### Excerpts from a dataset

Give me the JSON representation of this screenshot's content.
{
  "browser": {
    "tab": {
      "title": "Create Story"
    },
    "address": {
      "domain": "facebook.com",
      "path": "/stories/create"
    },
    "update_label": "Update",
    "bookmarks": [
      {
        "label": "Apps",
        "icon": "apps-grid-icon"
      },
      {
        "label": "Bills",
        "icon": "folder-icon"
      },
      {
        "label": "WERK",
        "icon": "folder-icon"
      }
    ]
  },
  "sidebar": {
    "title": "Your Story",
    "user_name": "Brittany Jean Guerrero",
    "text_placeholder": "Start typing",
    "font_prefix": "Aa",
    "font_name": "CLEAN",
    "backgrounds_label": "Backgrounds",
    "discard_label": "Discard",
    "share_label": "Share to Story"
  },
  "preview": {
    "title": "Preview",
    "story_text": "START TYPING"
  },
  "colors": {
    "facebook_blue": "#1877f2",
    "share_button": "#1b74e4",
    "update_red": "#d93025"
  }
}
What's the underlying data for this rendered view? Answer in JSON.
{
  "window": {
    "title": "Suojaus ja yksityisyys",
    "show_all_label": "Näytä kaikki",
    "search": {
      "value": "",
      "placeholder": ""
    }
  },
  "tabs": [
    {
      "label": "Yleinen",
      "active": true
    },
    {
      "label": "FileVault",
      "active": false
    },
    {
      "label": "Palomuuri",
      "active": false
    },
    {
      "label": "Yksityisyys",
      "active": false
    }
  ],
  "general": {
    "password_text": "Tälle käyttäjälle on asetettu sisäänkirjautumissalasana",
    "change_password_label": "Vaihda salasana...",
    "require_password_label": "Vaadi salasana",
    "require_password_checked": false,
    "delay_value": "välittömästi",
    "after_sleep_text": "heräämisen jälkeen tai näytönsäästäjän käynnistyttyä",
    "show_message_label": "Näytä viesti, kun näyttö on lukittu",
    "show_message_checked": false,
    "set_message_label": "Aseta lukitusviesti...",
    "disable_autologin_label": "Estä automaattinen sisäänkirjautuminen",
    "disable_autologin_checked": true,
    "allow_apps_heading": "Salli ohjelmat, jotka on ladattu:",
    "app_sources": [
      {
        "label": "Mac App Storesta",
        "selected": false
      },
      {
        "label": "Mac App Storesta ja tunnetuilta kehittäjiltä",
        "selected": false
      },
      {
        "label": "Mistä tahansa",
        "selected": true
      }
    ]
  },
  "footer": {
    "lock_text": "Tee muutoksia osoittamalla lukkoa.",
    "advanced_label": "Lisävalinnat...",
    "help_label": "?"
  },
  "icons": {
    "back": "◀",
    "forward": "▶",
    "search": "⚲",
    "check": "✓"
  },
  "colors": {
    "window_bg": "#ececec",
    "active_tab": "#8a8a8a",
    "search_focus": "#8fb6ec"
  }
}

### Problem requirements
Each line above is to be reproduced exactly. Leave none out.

### Task answer
Give me the JSON representation of this screenshot's content.
{
  "browser": {
    "tab": {
      "title": "Create Story"
    },
    "address": {
      "domain": "facebook.com",
      "path": "/stories/create"
    },
    "update_label": "Update",
    "bookmarks": [
      {
        "label": "Apps",
        "icon": "apps-grid-icon"
      },
      {
        "label": "Bills",
        "icon": "folder-icon"
      },
      {
        "label": "WERK",
        "icon": "folder-icon"
      }
    ]
  },
  "sidebar": {
    "title": "Your Story",
    "user_name": "Brittany Jean Guerrero",
    "text_placeholder": "Start typing",
    "font_prefix": "Aa",
    "font_name": "CLEAN",
    "backgrounds_label": "Backgrounds",
    "discard_label": "Discard",
    "share_label": "Share to Story"
  },
  "preview": {
    "title": "Preview",
    "story_text": "START TYPING"
  },
  "colors": {
    "facebook_blue": "#1877f2",
    "share_button": "#1b74e4",
    "update_red": "#d93025"
  }
}
What's the underlying data for this rendered view? Answer in JSON.
{
  "window": {
    "title": "Suojaus ja yksityisyys",
    "show_all_label": "Näytä kaikki",
    "search": {
      "value": "",
      "placeholder": ""
    }
  },
  "tabs": [
    {
      "label": "Yleinen",
      "active": true
    },
    {
      "label": "FileVault",
      "active": false
    },
    {
      "label": "Palomuuri",
      "active": false
    },
    {
      "label": "Yksityisyys",
      "active": false
    }
  ],
  "general": {
    "password_text": "Tälle käyttäjälle on asetettu sisäänkirjautumissalasana",
    "change_password_label": "Vaihda salasana...",
    "require_password_label": "Vaadi salasana",
    "require_password_checked": false,
    "delay_value": "välittömästi",
    "after_sleep_text": "heräämisen jälkeen tai näytönsäästäjän käynnistyttyä",
    "show_message_label": "Näytä viesti, kun näyttö on lukittu",
    "show_message_checked": false,
    "set_message_label": "Aseta lukitusviesti...",
    "disable_autologin_label": "Estä automaattinen sisäänkirjautuminen",
    "disable_autologin_checked": true,
    "allow_apps_heading": "Salli ohjelmat, jotka on ladattu:",
    "app_sources": [
      {
        "label": "Mac App Storesta",
        "selected": false
      },
      {
        "label": "Mac App Storesta ja tunnetuilta kehittäjiltä",
        "selected": false
      },
      {
        "label": "Mistä tahansa",
        "selected": true
      }
    ]
  },
  "footer": {
    "lock_text": "Tee muutoksia osoittamalla lukkoa.",
    "advanced_label": "Lisävalinnat...",
    "help_label": "?"
  },
  "icons": {
    "back": "◀",
    "forward": "▶",
    "search": "⚲",
    "check": "✓"
  },
  "colors": {
    "window_bg": "#ececec",
    "active_tab": "#8a8a8a",
    "search_focus": "#8fb6ec"
  }
}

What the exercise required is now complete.